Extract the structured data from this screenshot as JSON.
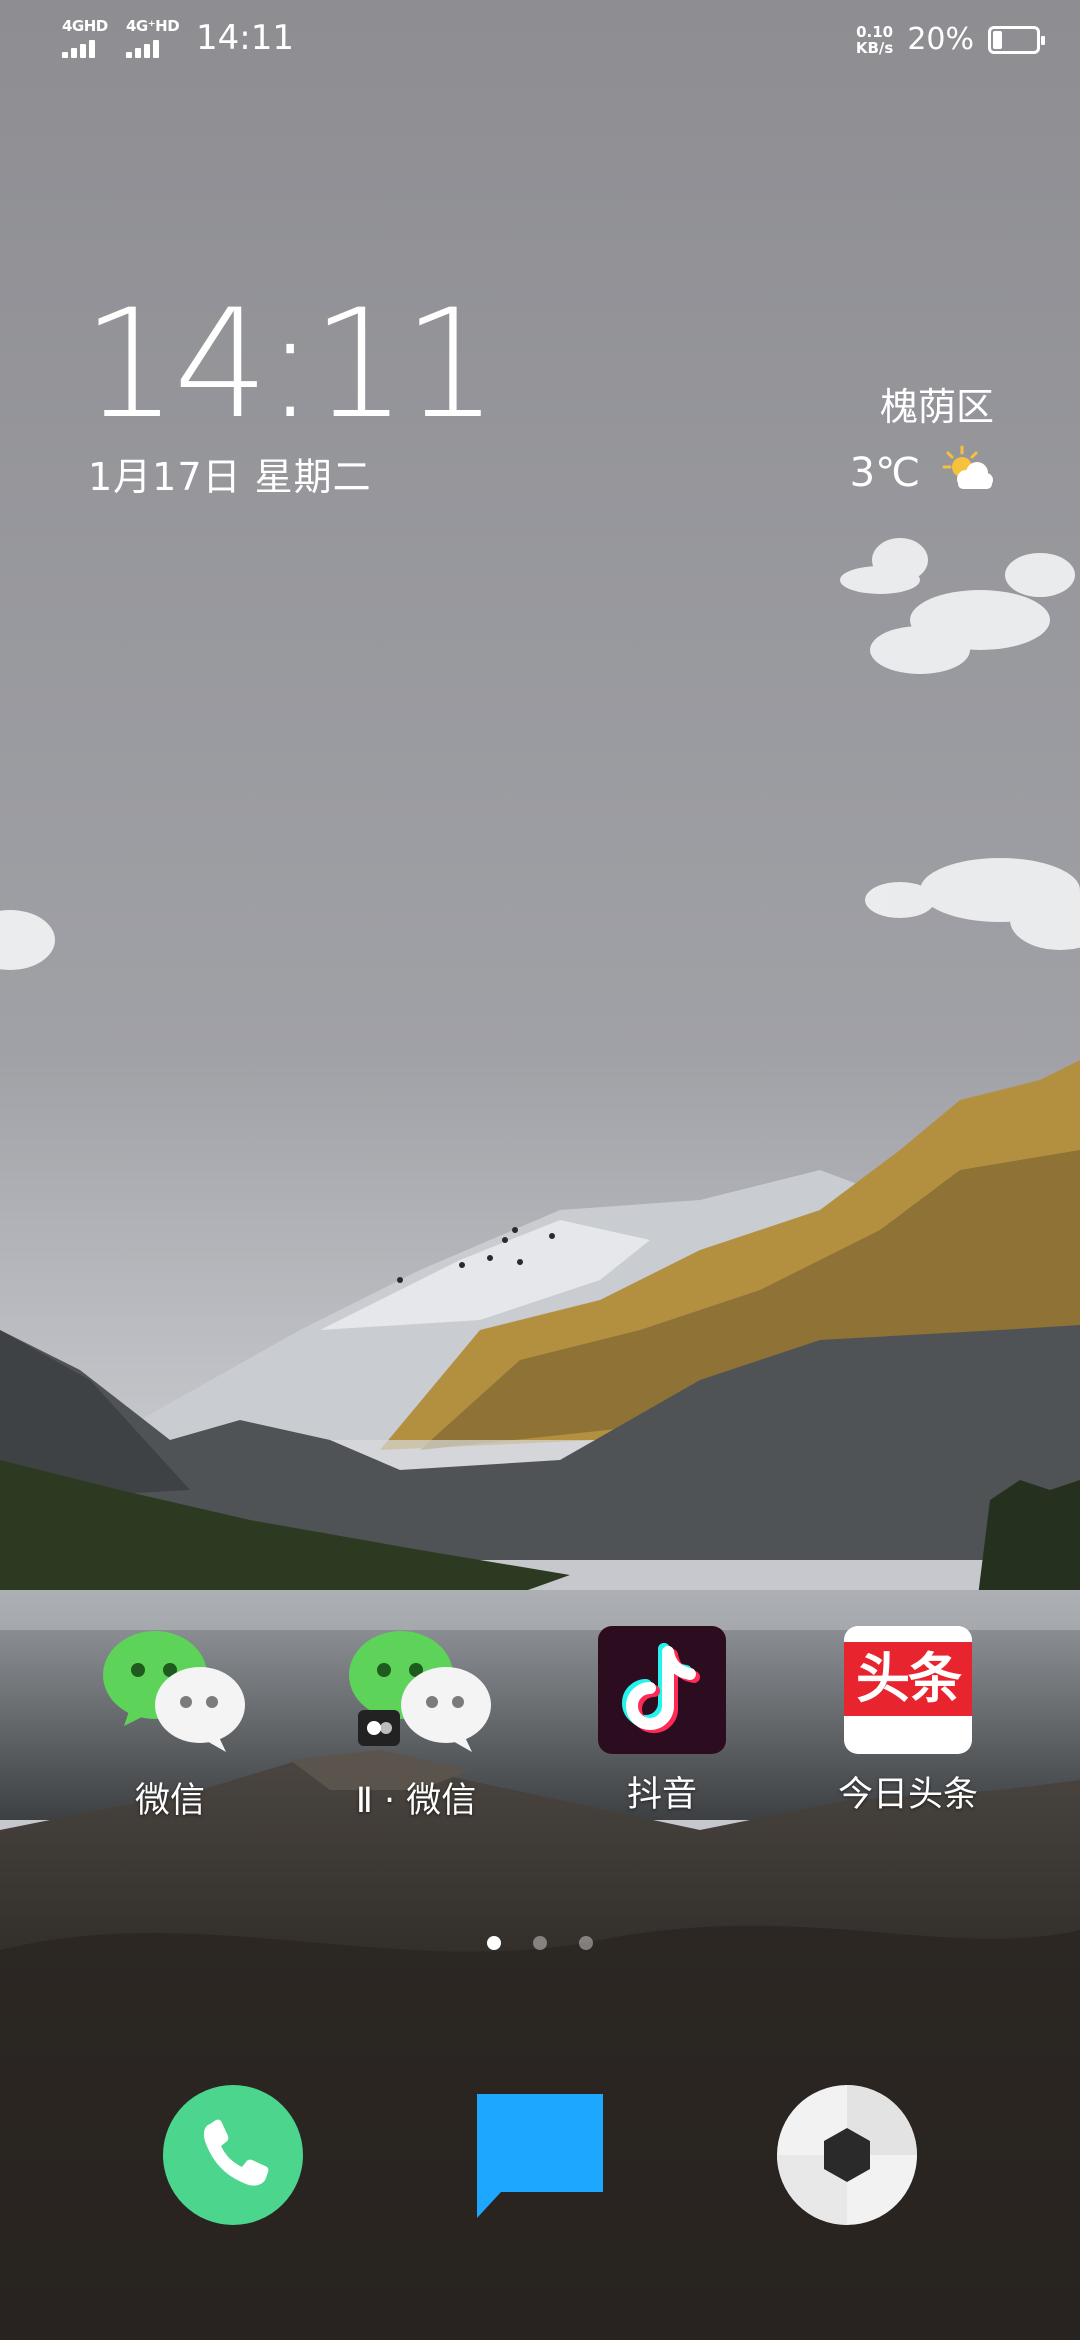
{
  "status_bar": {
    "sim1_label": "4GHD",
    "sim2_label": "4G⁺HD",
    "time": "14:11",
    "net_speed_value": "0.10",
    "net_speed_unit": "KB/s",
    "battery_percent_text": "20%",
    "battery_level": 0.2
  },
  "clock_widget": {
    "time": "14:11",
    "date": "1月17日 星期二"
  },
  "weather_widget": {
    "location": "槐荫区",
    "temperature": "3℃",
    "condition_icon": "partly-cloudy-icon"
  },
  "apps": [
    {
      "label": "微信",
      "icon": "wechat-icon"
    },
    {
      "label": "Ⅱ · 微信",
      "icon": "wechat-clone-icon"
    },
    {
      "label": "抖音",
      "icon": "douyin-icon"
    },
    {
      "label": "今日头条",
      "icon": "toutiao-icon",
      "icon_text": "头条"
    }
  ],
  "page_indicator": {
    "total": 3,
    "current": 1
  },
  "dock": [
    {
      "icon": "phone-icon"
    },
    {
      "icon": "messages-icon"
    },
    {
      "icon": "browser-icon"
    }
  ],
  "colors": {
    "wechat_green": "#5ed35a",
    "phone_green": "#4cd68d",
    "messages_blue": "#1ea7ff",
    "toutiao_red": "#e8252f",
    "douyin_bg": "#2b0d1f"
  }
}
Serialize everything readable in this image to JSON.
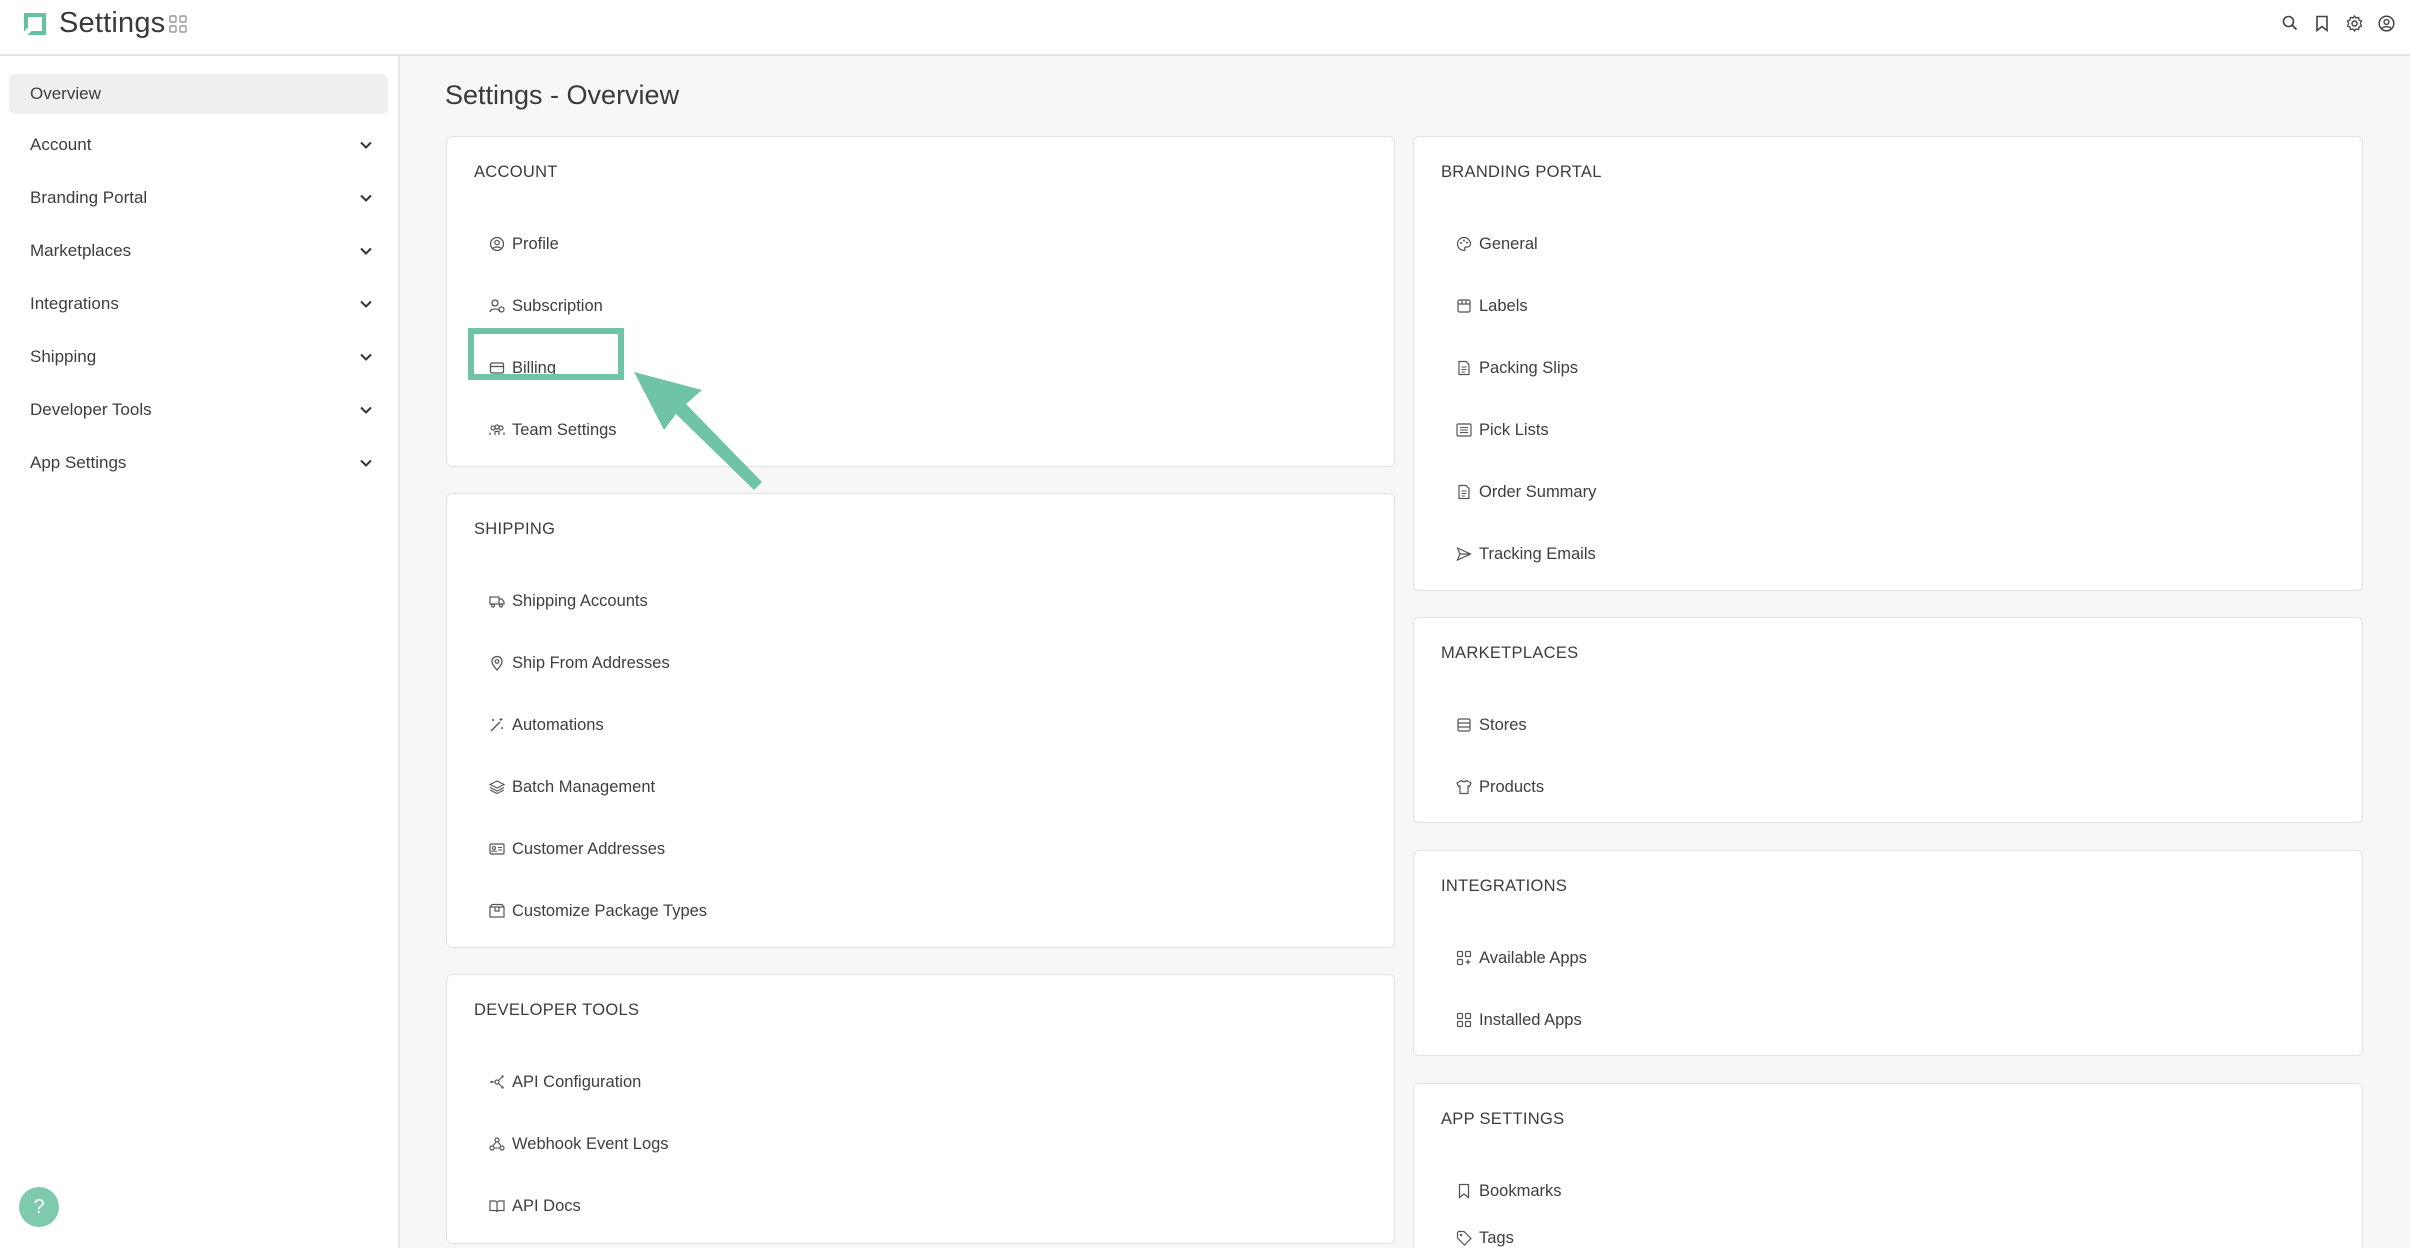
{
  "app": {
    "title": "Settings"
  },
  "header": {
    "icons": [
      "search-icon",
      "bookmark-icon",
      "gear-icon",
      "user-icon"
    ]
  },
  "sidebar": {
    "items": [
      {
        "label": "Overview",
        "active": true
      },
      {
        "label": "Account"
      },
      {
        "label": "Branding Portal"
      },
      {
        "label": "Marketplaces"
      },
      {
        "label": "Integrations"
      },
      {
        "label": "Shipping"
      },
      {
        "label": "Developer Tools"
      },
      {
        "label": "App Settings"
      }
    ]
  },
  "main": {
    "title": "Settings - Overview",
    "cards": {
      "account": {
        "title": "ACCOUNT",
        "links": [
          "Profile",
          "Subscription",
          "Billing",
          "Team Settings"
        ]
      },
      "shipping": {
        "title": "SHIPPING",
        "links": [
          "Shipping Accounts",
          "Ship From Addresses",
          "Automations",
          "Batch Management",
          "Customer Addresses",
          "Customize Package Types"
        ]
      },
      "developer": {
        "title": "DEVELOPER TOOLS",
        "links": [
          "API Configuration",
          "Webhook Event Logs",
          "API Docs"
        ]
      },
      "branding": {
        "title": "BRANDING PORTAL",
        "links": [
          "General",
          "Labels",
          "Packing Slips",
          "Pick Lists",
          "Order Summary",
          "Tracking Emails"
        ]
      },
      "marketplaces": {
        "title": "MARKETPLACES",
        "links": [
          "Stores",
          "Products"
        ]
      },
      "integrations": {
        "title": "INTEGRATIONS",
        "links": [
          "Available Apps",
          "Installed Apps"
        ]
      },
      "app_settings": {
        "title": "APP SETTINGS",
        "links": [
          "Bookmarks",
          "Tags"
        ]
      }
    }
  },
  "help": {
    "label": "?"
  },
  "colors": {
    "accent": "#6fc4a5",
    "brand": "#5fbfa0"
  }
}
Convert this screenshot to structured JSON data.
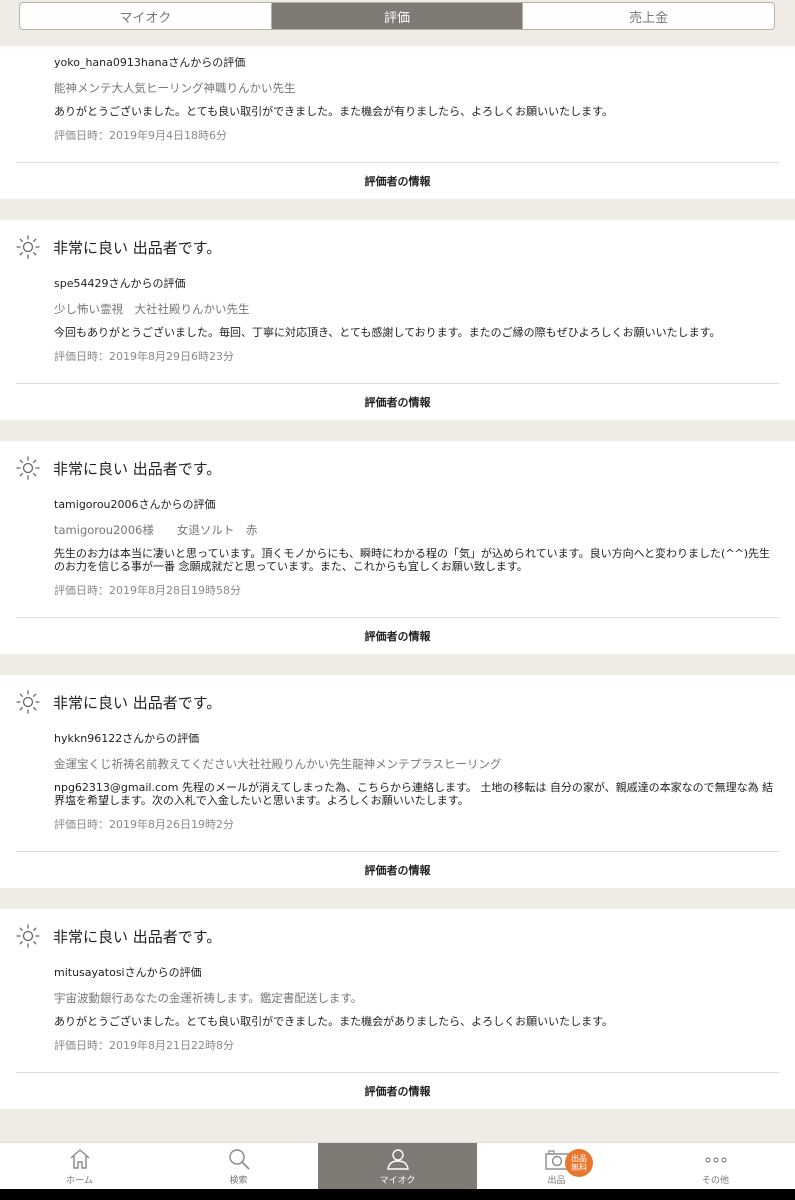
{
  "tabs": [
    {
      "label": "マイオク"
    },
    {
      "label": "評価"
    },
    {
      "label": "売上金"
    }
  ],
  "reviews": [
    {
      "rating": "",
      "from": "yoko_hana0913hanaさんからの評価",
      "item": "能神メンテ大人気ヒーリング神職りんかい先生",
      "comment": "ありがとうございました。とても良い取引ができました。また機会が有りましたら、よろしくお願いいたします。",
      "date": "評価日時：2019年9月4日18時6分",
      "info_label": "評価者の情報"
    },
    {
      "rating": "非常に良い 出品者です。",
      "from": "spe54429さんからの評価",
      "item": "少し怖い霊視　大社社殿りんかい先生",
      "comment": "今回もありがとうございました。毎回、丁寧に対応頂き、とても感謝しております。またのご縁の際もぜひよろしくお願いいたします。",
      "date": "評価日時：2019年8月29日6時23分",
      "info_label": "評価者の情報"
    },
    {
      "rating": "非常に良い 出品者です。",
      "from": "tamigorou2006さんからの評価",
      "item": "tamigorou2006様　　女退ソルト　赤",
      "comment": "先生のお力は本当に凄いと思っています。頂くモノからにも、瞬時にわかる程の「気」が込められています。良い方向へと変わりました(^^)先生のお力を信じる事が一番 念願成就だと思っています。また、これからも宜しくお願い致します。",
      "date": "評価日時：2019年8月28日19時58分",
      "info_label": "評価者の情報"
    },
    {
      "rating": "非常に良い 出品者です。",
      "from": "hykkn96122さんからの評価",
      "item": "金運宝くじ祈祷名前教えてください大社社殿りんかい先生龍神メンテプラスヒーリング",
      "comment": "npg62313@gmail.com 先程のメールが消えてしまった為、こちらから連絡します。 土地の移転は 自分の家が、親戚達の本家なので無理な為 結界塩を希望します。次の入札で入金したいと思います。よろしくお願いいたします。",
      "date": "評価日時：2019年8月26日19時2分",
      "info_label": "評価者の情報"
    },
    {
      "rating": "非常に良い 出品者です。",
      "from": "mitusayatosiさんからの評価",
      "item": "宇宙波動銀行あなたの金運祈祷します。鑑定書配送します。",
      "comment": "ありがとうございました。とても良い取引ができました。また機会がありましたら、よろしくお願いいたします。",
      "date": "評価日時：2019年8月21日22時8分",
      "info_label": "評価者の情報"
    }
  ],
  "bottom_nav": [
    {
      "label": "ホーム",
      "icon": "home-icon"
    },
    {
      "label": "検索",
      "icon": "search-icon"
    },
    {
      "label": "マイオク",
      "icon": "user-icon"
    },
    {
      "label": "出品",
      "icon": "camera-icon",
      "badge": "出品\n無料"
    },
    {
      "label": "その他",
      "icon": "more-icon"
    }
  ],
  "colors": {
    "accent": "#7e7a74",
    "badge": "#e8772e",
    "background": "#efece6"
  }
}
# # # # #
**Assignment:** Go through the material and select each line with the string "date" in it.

**Answer section:**
    "date": "1月17日 星期二"
      "date": "評価日時：2019年9月4日18時6分",
      "date": "評価日時：2019年8月29日6時23分",
      "date": "評価日時：2019年8月28日19時58分",
      "date": "評価日時：2019年8月26日19時2分",
      "date": "評価日時：2019年8月21日22時8分",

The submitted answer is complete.